_Task item_:
Write the data below out again, with each line matching the original.

(Material supplied Opens)

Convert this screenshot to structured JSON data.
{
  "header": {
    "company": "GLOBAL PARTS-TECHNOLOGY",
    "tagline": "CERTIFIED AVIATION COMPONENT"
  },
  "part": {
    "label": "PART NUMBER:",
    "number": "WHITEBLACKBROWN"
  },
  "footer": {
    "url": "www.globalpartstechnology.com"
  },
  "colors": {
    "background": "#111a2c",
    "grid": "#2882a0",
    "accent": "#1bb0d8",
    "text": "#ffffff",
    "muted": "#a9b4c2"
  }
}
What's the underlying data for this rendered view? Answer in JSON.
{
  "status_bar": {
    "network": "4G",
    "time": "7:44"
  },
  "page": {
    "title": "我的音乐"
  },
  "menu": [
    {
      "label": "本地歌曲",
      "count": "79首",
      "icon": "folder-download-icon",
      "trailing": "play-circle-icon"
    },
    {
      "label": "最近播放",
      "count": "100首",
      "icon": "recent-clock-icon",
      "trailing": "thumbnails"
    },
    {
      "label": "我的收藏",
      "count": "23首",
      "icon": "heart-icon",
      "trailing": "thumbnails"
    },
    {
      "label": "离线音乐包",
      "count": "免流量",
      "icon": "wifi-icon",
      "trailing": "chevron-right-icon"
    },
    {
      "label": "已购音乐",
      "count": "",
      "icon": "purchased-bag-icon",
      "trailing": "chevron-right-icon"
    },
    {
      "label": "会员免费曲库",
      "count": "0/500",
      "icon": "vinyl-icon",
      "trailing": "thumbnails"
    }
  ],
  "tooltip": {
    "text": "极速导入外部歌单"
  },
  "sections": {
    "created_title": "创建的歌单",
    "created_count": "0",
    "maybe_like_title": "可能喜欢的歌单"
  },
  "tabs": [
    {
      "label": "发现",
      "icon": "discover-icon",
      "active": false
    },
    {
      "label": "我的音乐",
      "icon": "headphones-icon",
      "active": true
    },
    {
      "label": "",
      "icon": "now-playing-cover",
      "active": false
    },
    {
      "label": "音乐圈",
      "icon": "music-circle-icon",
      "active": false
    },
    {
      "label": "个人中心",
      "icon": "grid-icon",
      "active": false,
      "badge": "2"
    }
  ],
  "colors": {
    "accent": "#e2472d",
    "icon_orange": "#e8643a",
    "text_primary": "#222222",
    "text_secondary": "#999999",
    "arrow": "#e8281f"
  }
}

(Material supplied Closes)

_Exercise result_:
Convert this screenshot to structured JSON data.
{
  "header": {
    "company": "GLOBAL PARTS-TECHNOLOGY",
    "tagline": "CERTIFIED AVIATION COMPONENT"
  },
  "part": {
    "label": "PART NUMBER:",
    "number": "WHITEBLACKBROWN"
  },
  "footer": {
    "url": "www.globalpartstechnology.com"
  },
  "colors": {
    "background": "#111a2c",
    "grid": "#2882a0",
    "accent": "#1bb0d8",
    "text": "#ffffff",
    "muted": "#a9b4c2"
  }
}
What's the underlying data for this rendered view? Answer in JSON.
{
  "status_bar": {
    "network": "4G",
    "time": "7:44"
  },
  "page": {
    "title": "我的音乐"
  },
  "menu": [
    {
      "label": "本地歌曲",
      "count": "79首",
      "icon": "folder-download-icon",
      "trailing": "play-circle-icon"
    },
    {
      "label": "最近播放",
      "count": "100首",
      "icon": "recent-clock-icon",
      "trailing": "thumbnails"
    },
    {
      "label": "我的收藏",
      "count": "23首",
      "icon": "heart-icon",
      "trailing": "thumbnails"
    },
    {
      "label": "离线音乐包",
      "count": "免流量",
      "icon": "wifi-icon",
      "trailing": "chevron-right-icon"
    },
    {
      "label": "已购音乐",
      "count": "",
      "icon": "purchased-bag-icon",
      "trailing": "chevron-right-icon"
    },
    {
      "label": "会员免费曲库",
      "count": "0/500",
      "icon": "vinyl-icon",
      "trailing": "thumbnails"
    }
  ],
  "tooltip": {
    "text": "极速导入外部歌单"
  },
  "sections": {
    "created_title": "创建的歌单",
    "created_count": "0",
    "maybe_like_title": "可能喜欢的歌单"
  },
  "tabs": [
    {
      "label": "发现",
      "icon": "discover-icon",
      "active": false
    },
    {
      "label": "我的音乐",
      "icon": "headphones-icon",
      "active": true
    },
    {
      "label": "",
      "icon": "now-playing-cover",
      "active": false
    },
    {
      "label": "音乐圈",
      "icon": "music-circle-icon",
      "active": false
    },
    {
      "label": "个人中心",
      "icon": "grid-icon",
      "active": false,
      "badge": "2"
    }
  ],
  "colors": {
    "accent": "#e2472d",
    "icon_orange": "#e8643a",
    "text_primary": "#222222",
    "text_secondary": "#999999",
    "arrow": "#e8281f"
  }
}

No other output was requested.